Animals in the trees below came and went and birds became brave enough to perch up on the platform with me. It was awesome!
I retreated from the canopy at around lunchtime, heading back to the camp food-grounds. A couple of groups on guided safari tours had just returned from their morning hikes and again the questions over an Orangutan sighting was the forefront of all conversation- alas nobody had seen a thing.
Heading back to the dorm for a kip and to meet up with the rest of our group, I spotted an orange rustling in the trees- and there it was- just to complete the collection of wild animal sightings- a wild Orangutan!
I sat for about 10 minutes as it fed, wanting to shout out across the lodge, but fearful that I might frighten it away. In the end I decided that it wasn’t going anywhere fast so ran back to the lodge to alert the others. The various groups came sprinting after me but when we returned the rustling was no longer where it had been previously…Instead, the Orangutan had now descended onto the valley floor and was eating away just metres from where we all stood.
We all spent the next hour here, sat with a completely wild Orangutan as it fed, shifting up and down the tree line. How many people can say they sat with a completely wild Orangutan for the afternoon?
Word spread quickly through the camp and everyone had their chance- our full army of about 15 people- to see and sit among the Orangutan.
It must have been nearly two hours when I decided to part ways with the wild primate and head back to camp for a well earned kip- but not before stumbling across a small snake and a large patrol of mischievous macaques.
At sunset, we once again found ourselves back at the tree canopy, not wanting to miss a final sunset over the forest.
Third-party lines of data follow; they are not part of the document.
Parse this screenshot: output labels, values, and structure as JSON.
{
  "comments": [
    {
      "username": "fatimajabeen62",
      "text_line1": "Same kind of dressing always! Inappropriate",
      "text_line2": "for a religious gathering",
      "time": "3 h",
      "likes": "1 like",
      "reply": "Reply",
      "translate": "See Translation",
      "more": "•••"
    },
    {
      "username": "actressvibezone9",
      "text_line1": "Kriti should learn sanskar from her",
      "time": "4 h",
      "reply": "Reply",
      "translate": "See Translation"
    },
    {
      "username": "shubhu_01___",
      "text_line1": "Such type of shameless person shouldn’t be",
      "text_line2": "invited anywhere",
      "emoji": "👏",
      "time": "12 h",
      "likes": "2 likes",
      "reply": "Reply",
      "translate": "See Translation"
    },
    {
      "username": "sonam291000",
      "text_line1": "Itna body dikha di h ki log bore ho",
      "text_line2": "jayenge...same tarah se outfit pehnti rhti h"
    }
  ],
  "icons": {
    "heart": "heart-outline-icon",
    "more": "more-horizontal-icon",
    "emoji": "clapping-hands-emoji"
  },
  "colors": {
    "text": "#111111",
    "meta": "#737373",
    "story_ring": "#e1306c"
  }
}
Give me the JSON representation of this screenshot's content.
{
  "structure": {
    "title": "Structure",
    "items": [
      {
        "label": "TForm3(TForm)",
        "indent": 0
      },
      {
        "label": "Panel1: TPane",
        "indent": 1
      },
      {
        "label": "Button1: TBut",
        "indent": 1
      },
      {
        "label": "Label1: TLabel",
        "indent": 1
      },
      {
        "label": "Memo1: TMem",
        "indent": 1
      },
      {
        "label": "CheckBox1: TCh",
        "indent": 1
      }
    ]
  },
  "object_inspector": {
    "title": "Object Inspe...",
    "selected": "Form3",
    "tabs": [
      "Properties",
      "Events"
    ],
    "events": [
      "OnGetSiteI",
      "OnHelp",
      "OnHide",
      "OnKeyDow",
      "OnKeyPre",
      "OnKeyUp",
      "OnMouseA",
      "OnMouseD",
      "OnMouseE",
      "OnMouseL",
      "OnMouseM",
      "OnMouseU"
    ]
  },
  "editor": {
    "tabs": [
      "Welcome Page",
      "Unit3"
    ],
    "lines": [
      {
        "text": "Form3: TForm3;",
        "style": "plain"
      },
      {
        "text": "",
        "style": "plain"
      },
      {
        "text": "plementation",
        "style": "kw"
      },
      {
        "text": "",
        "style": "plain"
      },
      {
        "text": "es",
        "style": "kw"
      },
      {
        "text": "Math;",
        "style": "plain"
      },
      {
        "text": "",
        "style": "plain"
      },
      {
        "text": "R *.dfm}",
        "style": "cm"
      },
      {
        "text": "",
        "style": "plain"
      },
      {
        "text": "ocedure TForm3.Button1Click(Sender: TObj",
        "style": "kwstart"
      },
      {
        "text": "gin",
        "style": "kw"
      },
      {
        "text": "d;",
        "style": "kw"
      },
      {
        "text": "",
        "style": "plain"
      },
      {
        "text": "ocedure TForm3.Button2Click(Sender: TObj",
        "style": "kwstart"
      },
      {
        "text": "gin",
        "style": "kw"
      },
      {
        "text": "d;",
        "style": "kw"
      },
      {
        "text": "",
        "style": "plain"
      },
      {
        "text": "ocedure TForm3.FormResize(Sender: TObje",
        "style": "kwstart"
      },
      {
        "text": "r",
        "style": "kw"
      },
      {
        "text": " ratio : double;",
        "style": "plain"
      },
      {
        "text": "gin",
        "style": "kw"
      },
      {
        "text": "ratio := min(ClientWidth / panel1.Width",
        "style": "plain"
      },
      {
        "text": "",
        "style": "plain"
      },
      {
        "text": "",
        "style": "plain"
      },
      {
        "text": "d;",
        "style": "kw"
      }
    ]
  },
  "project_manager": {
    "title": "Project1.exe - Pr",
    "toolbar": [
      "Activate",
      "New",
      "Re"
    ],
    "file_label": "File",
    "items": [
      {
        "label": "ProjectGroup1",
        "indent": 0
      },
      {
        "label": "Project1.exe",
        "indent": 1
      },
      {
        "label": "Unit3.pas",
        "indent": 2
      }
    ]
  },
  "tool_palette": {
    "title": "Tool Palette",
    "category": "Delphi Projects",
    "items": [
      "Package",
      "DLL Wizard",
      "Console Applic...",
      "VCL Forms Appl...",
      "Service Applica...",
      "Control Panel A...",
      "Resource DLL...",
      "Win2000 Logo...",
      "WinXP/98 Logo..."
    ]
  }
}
It added great symmetry to the day, ending as it started with the dark now looming across the valley, forcing the fog to drop and the lights of the field centre to pixelate the land. Once again however it was the noise that was most spectacular and at a point became laughably deafening, as the howls of monkeys were drowned out by cicadas and other insects that created a wave of noise so loud we could barely hear each other. It was honestly astonishing how such small creatures could make so much noise!
With complete darkness bringing a silence to the valley, we once again took the night safari trip and although we saw more birds and deer, there were no civets or bigger animals. It was less eventful, mostly due to the dry weather. But we weren’t complaining- we’ve had the most amazing trip imaginable in the valley.
Our final night entailed us sipping on a short reserves of whiskey on the deck and watching a thunder storm in the distance. This is one of the amazing things about Borneo- and something I had never previously experienced. To see the most powerful, striking thunderstorms but to hear absolutely nothing. Its both bizarre and an incredible thing to witness!
Leaving the Valley
We were to get the 8.30 am bus in the morning, but for our last night we slept well, knowing we had one of the luckiest and most amazing experiences imaginable; A wild orangutan, herd of elephants, endangered rhino, troop of gibbons, leopard civet cat and handful of other wild mammals and birds…its not a normal weekend!
Of course, one final stroll across the fog-drenched river was the best send-off to such a memorable trip. Danum Valley- perhaps the best experience of the trip so far!
Danum Valley: Total spend 340 MYR/ $90 for 3 nights: *****